- Improvement Required – Did not meet one or more performance index targets
Distinction designations will also be assigned in the following areas:
- Top 25 Percent Student Progress
- Academic Achievement in Reading/English language arts
- Academic Achievement in Mathematics
Accountability advisory groups will reconvene later this year to finalize recommendations for accountability ratings criteria for 2014 and beyond.
A detailed overview of all components of the 2013 state accountability system is available on the Texas Education Agency website.
April 25, 2013 No Comments
Today’s Answer Sheet in the Washington Post includes an article by Stanley N. Katz that examines the role of private foundations and wealthy philanthropists in shaping public policies on American education. Read the whole article.
April 24, 2013 No Comments
Whether they are called tax credits, opportunity scholarships, special ed vouchers, or virtual school vouchers, they are still vouchers and still divert public funds to private institutions.
- Vouchers divert public funds to private institutions that are not accountable to taxpayers or the state for producing results or spending tax dollars wisely.
- Public school choice is already widely available in Texas, and options continue to grow within public schools. Magnet schools, intra-district and inter-district student transfers, open-enrollment campuses, charter schools, schools within schools, evening high schools, and school to work programs are examples of choice alternatives currently available within the public system.

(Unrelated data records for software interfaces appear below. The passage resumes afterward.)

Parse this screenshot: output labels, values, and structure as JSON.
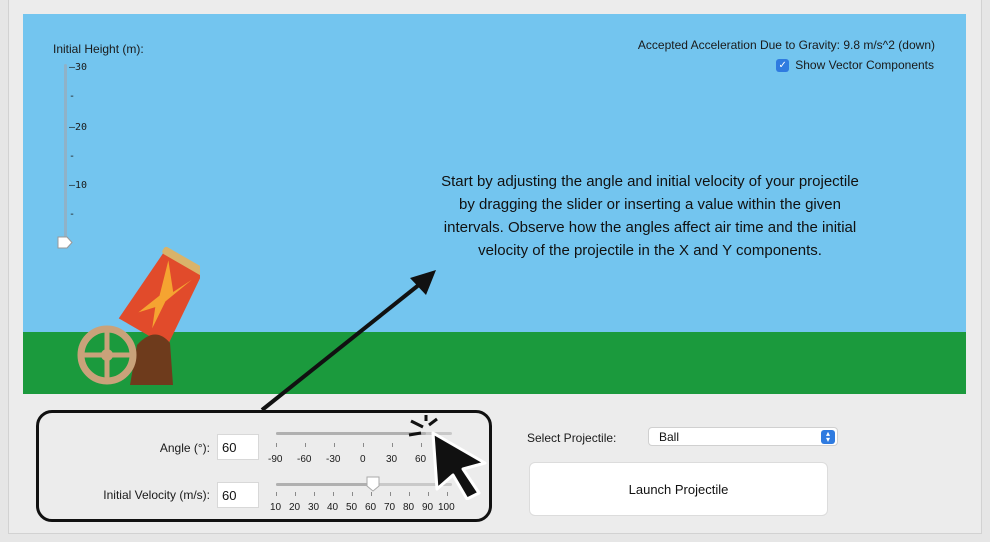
{
  "scene": {
    "height_label": "Initial Height (m):",
    "height_ticks": [
      "30",
      "20",
      "10"
    ],
    "gravity_label": "Accepted Acceleration Due to Gravity: 9.8 m/s^2 (down)",
    "show_vector_label": "Show Vector Components",
    "show_vector_checked": true,
    "instructions": "Start by adjusting the angle and initial velocity of your projectile by dragging the slider or inserting a value within the given intervals. Observe how the angles affect air time and the initial velocity of the projectile in the X and Y components.",
    "initial_height_value": 0
  },
  "controls": {
    "angle_label": "Angle (°):",
    "angle_value": "60",
    "angle_ticks": [
      "-90",
      "-60",
      "-30",
      "0",
      "30",
      "60",
      "90"
    ],
    "velocity_label": "Initial Velocity (m/s):",
    "velocity_value": "60",
    "velocity_ticks": [
      "10",
      "20",
      "30",
      "40",
      "50",
      "60",
      "70",
      "80",
      "90",
      "100"
    ],
    "select_label": "Select Projectile:",
    "projectile": "Ball",
    "launch_label": "Launch Projectile"
  },
  "colors": {
    "sky": "#73c5ef",
    "ground": "#1b9a3d",
    "accent": "#2f7be0"
  }
}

- Vouchers provide choice for schools, not students. Vouchers do not require private schools to accept all students who apply for admittance. Private schools may turn away students for many reasons and have a profit motive to admit students who have the fewest educational challenges.
- Vouchers provide choice for some, not all. Vouchers would disproportionately benefit those who live in urban areas. Students in rural areas would not have equal access to private schools, especially those that serve students with special needs.
More information on school choice and vouchers may be found in the Guide to Texas Public Education beginning on page 16
April 22, 2013 No Comments